Dynamic patterns of technology collaboration: a case study of the Chinese automobile industry, 1985–2010
- 739 Downloads
To investigate patterns of technology collaboration within the Chinese automobile industry, this study employs a unique dataset of patent applications that reveal a record of 64,938 collaborative relations in the industry during the period from 1985 to 2010. Our results indicate that over 60 % of the total collaborations were conducted after China entered the WTO. The invention and utility types of patents account for 98 % of the total collaborations throughout the sample period. Using a network analysis method, we find that the key differences between domestic enterprises collaborating with indigenous enterprises (DD collaboration) and with foreign firms (DF collaboration) are in patent types and technology domains. The DF network is also denser and more centralized than the DD network, although the amount of nodes and links of the DD network is greater than that of the DF collaboration network. The analysis and visualization of the collaboration networks and corresponding largest components reveal that a large number of domestic enterprises prefer to collaborate with top global automobile manufacturers. We also find that a number of universities have become key players in the collaborations among industry, universities and research institutes. This study provides a deeper understanding of technology collaborations from various perspectives and also highlights several avenues for future research.
KeywordsCollaboration Network Patent Evolution process Automobile industry China
This research is funded by national Science Foundation of China (grant no.71302133; grant no.71233002), Youth Project of Ministry of Education, Humanities and Social Sciences Planning Funding (grant no.13YJC790154), and the Sichuan University’s Special Research Program for the Philosophy Social Science from the Subordinate Universities of Ministry of Education’s Basic Research Foundation (SKYB201302; SKX201004).
- Abrami, R. M., Kirby, W. C., & McFarlan, F. W. (2014). Why China can’t innovate. Harvard Business Review, 92, 107–111.Google Scholar
- Bloomberg. (2010). China ends US’s reign as largest auto market. http://www.bloomberg.com/apps/news?pid=newsarchive&sid=aE.x_r_l9NZE. Accessed 17 Sep 2013.
- Borgatti, S. P., Everett, M. G., & Freeman, L. C. (2002). Ucinet for Windows: Software for social network analysis. Harvard, MA: Analytic Technologies.Google Scholar
- Chesbrough, H. (2003). Open innovation: The new imperative for creating and profiting from technology. Cambridge, MA: Harvard Business Press.Google Scholar
- Dunning, J. H. (1988). Open R&D and open innovation: exploring the phenomenon. The eclectic paradigm of international production: a restatement and some possible extensions, 19, 1–31.Google Scholar
- Handcock, M. S., Hunter, D. R., Butts, C. T., Goodreau, S. M., & Morris, M. (2008). statnet: Software tools for the representation, visualization, analysis and simulation of network data.
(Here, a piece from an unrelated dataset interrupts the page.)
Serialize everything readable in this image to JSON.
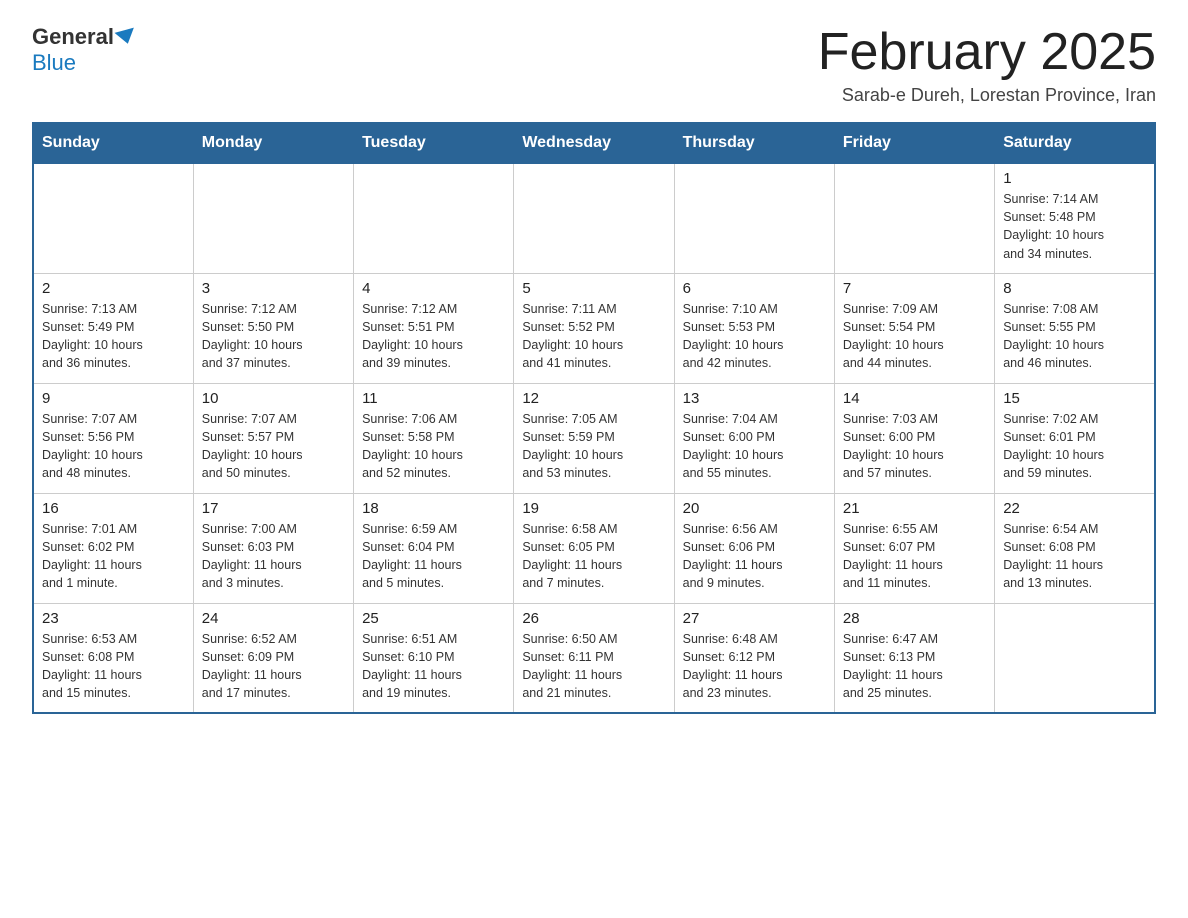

Journal of Statistical Software, 24, 1548.Google Scholar
- Saxenian, A. (1994). Regional advantage: Culture and competition in Silicon Valley and Route 128. Cambridge: Harvard University Press.Google Scholar
- Uzzi, B. (1996). The sources and consequences of embeddedness for the economic performance of organizations: The network effect. American Sociological Review, 61, 674–698.Google Scholar
- Von Hippel, E. (2007). The sources of innovation. New York: Oxford University Press.Google Scholar
- Wang, H. (2003). Policy reforms and foreign direct investment. The case of the Chinese automobile industry. Journal of Economics and Business, 6, 287–314.Google Scholar